--- START ---
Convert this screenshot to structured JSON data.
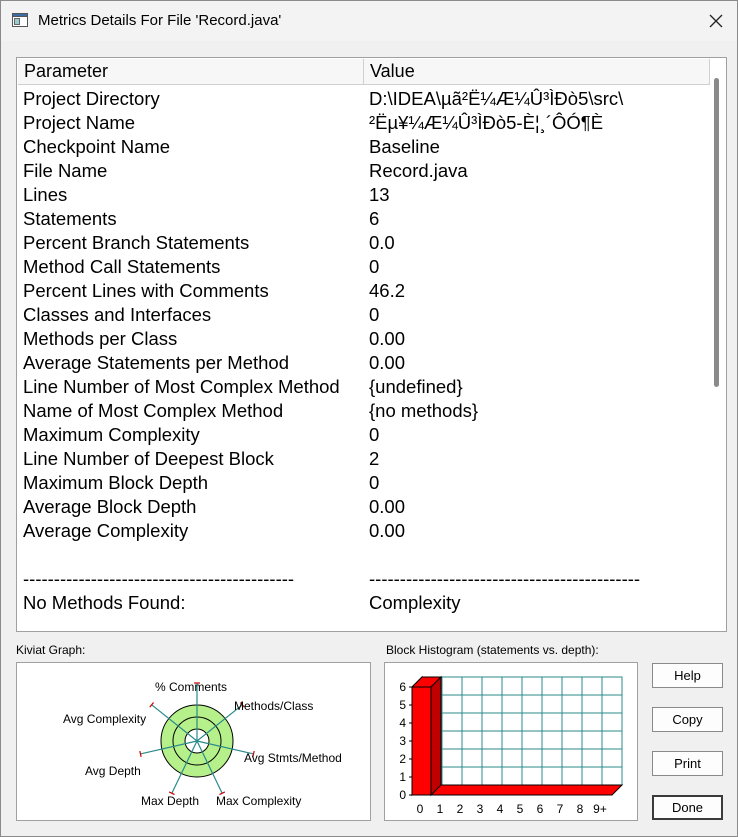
{
  "window": {
    "title": "Metrics Details For File 'Record.java'"
  },
  "table": {
    "headers": [
      "Parameter",
      "Value"
    ],
    "rows": [
      [
        "Project Directory",
        "D:\\IDEA\\µã²Ë¼Æ¼Û³ÌÐò5\\src\\"
      ],
      [
        "Project Name",
        "²Ëµ¥¼Æ¼Û³ÌÐò5-È¦¸´ÔÓ¶È"
      ],
      [
        "Checkpoint Name",
        "Baseline"
      ],
      [
        "File Name",
        "Record.java"
      ],
      [
        "Lines",
        "13"
      ],
      [
        "Statements",
        "6"
      ],
      [
        "Percent Branch Statements",
        "0.0"
      ],
      [
        "Method Call Statements",
        "0"
      ],
      [
        "Percent Lines with Comments",
        "46.2"
      ],
      [
        "Classes and Interfaces",
        "0"
      ],
      [
        "Methods per Class",
        "0.00"
      ],
      [
        "Average Statements per Method",
        "0.00"
      ],
      [
        "Line Number of Most Complex Method",
        "{undefined}"
      ],
      [
        "Name of Most Complex Method",
        "{no methods}"
      ],
      [
        "Maximum Complexity",
        "0"
      ],
      [
        "Line Number of Deepest Block",
        "2"
      ],
      [
        "Maximum Block Depth",
        "0"
      ],
      [
        "Average Block Depth",
        "0.00"
      ],
      [
        "Average Complexity",
        "0.00"
      ],
      [
        "",
        ""
      ],
      [
        "--------------------------------------------",
        "--------------------------------------------"
      ],
      [
        "No Methods Found:",
        "Complexity"
      ]
    ]
  },
  "kiviat": {
    "label": "Kiviat Graph:",
    "axes": [
      "% Comments",
      "Methods/Class",
      "Avg Stmts/Method",
      "Max Complexity",
      "Max Depth",
      "Avg Depth",
      "Avg Complexity"
    ]
  },
  "histogram": {
    "label": "Block Histogram (statements vs. depth):",
    "y_ticks": [
      "0",
      "1",
      "2",
      "3",
      "4",
      "5",
      "6"
    ],
    "x_ticks": [
      "0",
      "1",
      "2",
      "3",
      "4",
      "5",
      "6",
      "7",
      "8",
      "9+"
    ],
    "values": [
      6,
      0,
      0,
      0,
      0,
      0,
      0,
      0,
      0,
      0
    ],
    "ylim": [
      0,
      6
    ]
  },
  "buttons": {
    "help": "Help",
    "copy": "Copy",
    "print": "Print",
    "done": "Done"
  },
  "colors": {
    "bar": "#ff0000",
    "grid": "#2a8a8a",
    "kiviat_fill": "#b6f08a"
  }
}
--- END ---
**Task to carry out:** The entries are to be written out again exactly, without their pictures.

**Exercise answer:**
Convert this screenshot to structured JSON data.
{
  "window": {
    "title": "Metrics Details For File 'Record.java'"
  },
  "table": {
    "headers": [
      "Parameter",
      "Value"
    ],
    "rows": [
      [
        "Project Directory",
        "D:\\IDEA\\µã²Ë¼Æ¼Û³ÌÐò5\\src\\"
      ],
      [
        "Project Name",
        "²Ëµ¥¼Æ¼Û³ÌÐò5-È¦¸´ÔÓ¶È"
      ],
      [
        "Checkpoint Name",
        "Baseline"
      ],
      [
        "File Name",
        "Record.java"
      ],
      [
        "Lines",
        "13"
      ],
      [
        "Statements",
        "6"
      ],
      [
        "Percent Branch Statements",
        "0.0"
      ],
      [
        "Method Call Statements",
        "0"
      ],
      [
        "Percent Lines with Comments",
        "46.2"
      ],
      [
        "Classes and Interfaces",
        "0"
      ],
      [
        "Methods per Class",
        "0.00"
      ],
      [
        "Average Statements per Method",
        "0.00"
      ],
      [
        "Line Number of Most Complex Method",
        "{undefined}"
      ],
      [
        "Name of Most Complex Method",
        "{no methods}"
      ],
      [
        "Maximum Complexity",
        "0"
      ],
      [
        "Line Number of Deepest Block",
        "2"
      ],
      [
        "Maximum Block Depth",
        "0"
      ],
      [
        "Average Block Depth",
        "0.00"
      ],
      [
        "Average Complexity",
        "0.00"
      ],
      [
        "",
        ""
      ],
      [
        "--------------------------------------------",
        "--------------------------------------------"
      ],
      [
        "No Methods Found:",
        "Complexity"
      ]
    ]
  },
  "kiviat": {
    "label": "Kiviat Graph:",
    "axes": [
      "% Comments",
      "Methods/Class",
      "Avg Stmts/Method",
      "Max Complexity",
      "Max Depth",
      "Avg Depth",
      "Avg Complexity"
    ]
  },
  "histogram": {
    "label": "Block Histogram (statements vs. depth):",
    "y_ticks": [
      "0",
      "1",
      "2",
      "3",
      "4",
      "5",
      "6"
    ],
    "x_ticks": [
      "0",
      "1",
      "2",
      "3",
      "4",
      "5",
      "6",
      "7",
      "8",
      "9+"
    ],
    "values": [
      6,
      0,
      0,
      0,
      0,
      0,
      0,
      0,
      0,
      0
    ],
    "ylim": [
      0,
      6
    ]
  },
  "buttons": {
    "help": "Help",
    "copy": "Copy",
    "print": "Print",
    "done": "Done"
  },
  "colors": {
    "bar": "#ff0000",
    "grid": "#2a8a8a",
    "kiviat_fill": "#b6f08a"
  }
}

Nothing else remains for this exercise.